AMMONNEWS - The Princess of Jordan and wife of Dubai's Emir says the Middle East is in chaos and a political solution is needed to respond to the global refugee crisis.
In an interview with Lateline, Princess Haya said the war in Syria and subsequent flood of migrants across the Middle East and beyond had put the region in the worst shape she had seen it in her lifetime.
"I remember growing up in Jordan, I was born in 1974 and during the 70s and the 80s Jordan was in a tough neighbourhood, but I never remember it as bad in my life as what the whole region looks like now," she said.
Princess Haya is the chair of Dubai's International Humanitarian City and is a former United Nations Messenger of Peace. She has established her own foundation, Tkiyet Um Ali, to deliver food aid in the Arab world.
She said humanitarian agencies were struggling to respond to the overwhelming number of people in need in the region.

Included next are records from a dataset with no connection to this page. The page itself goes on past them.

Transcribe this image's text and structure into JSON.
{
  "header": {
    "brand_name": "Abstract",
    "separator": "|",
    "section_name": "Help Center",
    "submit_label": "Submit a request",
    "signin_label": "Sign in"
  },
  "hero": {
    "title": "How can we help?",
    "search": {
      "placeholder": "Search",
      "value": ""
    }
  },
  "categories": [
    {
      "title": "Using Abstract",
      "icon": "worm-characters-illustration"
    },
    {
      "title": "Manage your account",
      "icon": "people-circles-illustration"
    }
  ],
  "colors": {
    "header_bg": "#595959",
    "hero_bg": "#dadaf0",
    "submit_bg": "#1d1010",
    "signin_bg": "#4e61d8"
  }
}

"The Middle East is in chaos. We've got extremism reaping the benefits of that chaos and really using the fact that there's insecurity in food that there's widespread poverty, to use it as a recruiting tool, and you've got this whole problem literally spilling over worldwide," she said.
"I think you have a situation of very, very confused conflict in areas like Syria and many areas in the Middle East and it's time for a political solution that is in the best interests of people."

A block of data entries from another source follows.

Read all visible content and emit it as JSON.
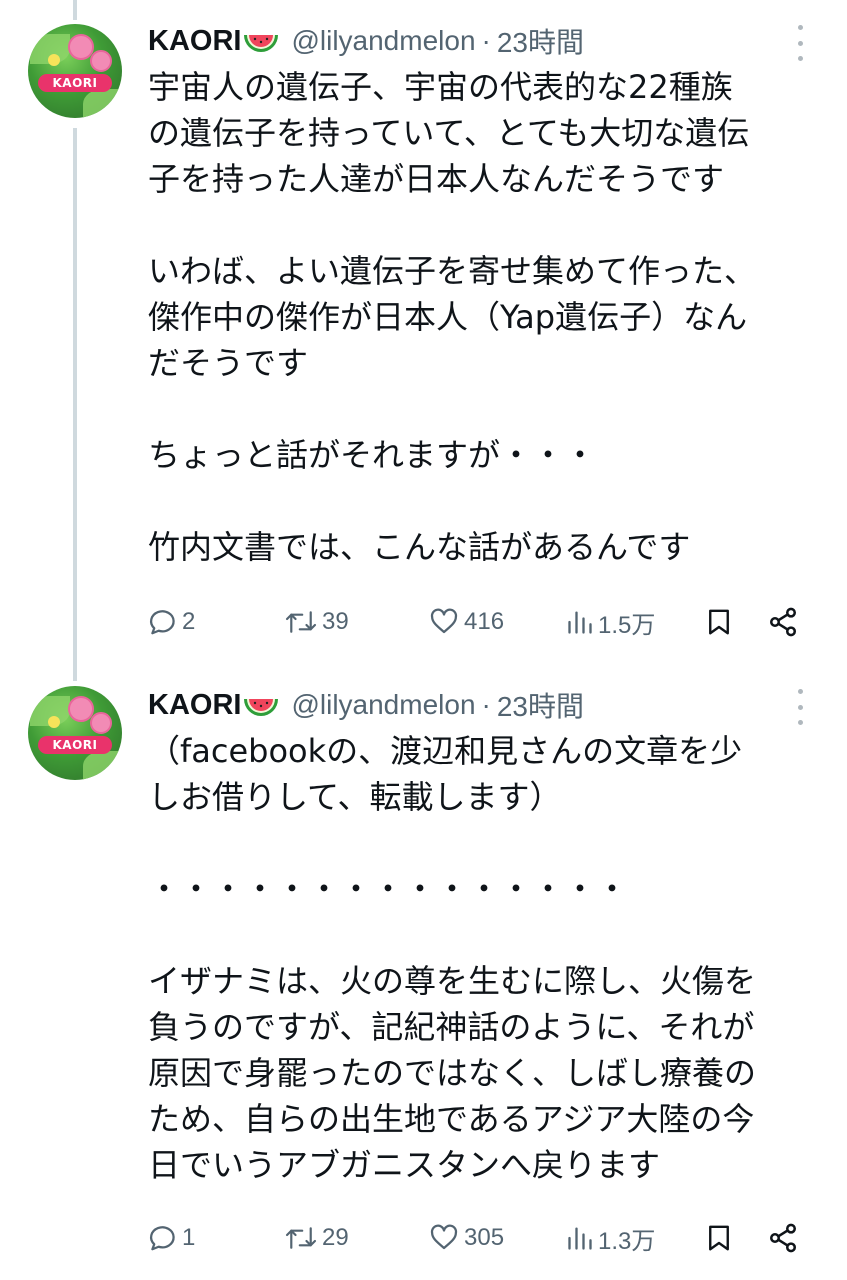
{
  "tweets": [
    {
      "display_name": "KAORI",
      "handle": "@lilyandmelon",
      "separator": "·",
      "time": "23時間",
      "avatar_text": "KAORI",
      "body": "宇宙人の遺伝子、宇宙の代表的な22種族\nの遺伝子を持っていて、とても大切な遺伝\n子を持った人達が日本人なんだそうです\n\nいわば、よい遺伝子を寄せ集めて作った、\n傑作中の傑作が日本人（Yap遺伝子）なん\nだそうです\n\nちょっと話がそれますが・・・\n\n竹内文書では、こんな話があるんです",
      "reply_count": "2",
      "retweet_count": "39",
      "like_count": "416",
      "view_count": "1.5万"
    },
    {
      "display_name": "KAORI",
      "handle": "@lilyandmelon",
      "separator": "·",
      "time": "23時間",
      "avatar_text": "KAORI",
      "body": "（facebookの、渡辺和見さんの文章を少\nしお借りして、転載します）\n\n・・・・・・・・・・・・・・・\n\nイザナミは、火の尊を生むに際し、火傷を\n負うのですが、記紀神話のように、それが\n原因で身罷ったのではなく、しばし療養の\nため、自らの出生地であるアジア大陸の今\n日でいうアブガニスタンへ戻ります",
      "reply_count": "1",
      "retweet_count": "29",
      "like_count": "305",
      "view_count": "1.3万"
    }
  ],
  "icons": {
    "name_emoji": "watermelon-icon",
    "more": "more-vertical-icon",
    "reply": "reply-icon",
    "retweet": "retweet-icon",
    "like": "heart-icon",
    "views": "views-icon",
    "bookmark": "bookmark-icon",
    "share": "share-icon"
  },
  "colors": {
    "text_primary": "#0f1419",
    "text_secondary": "#536471",
    "thread_line": "#cfd9de",
    "avatar_badge": "#e9336b"
  }
}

Princess Haya is the daughter of the late King Hussain and Queen Alia of Jordan. Her half brother is the current King Abdullah.
Princess Haya is the "junior" wife of the ruler of Dubai, the United Arab Emirates' prime minister Sheikh Mohammed bin Rashid Al Maktoum.
His first wife, Sheikha Hind, is mother to 12 of his children but is never seen in public because she follows the strict Emirates tradition of not interacting with men.
The lives of the two wives are in stark contrast. Princess Haya posts images of the family's activities on her Instagram feed and she travels extensively in her role as a humanitarian, having worked in Haiti, Africa, Syria and Cambodia.
She is Oxford educated and she represented Jordan in show jumping at the Sydney Olympics.
Princess Haya is famously the first Jordanian woman to hold a licence to drive heavy trucks — an accreditation necessary to transport her horses.
Princess Haya said she does not identify as a feminist, but believes in gender balance and the empowerment of women.
"I feel that it's more about gender balance than equality, and with balance there is equality," she said.
"I think change starts from within and I think the best way to drive change is gently."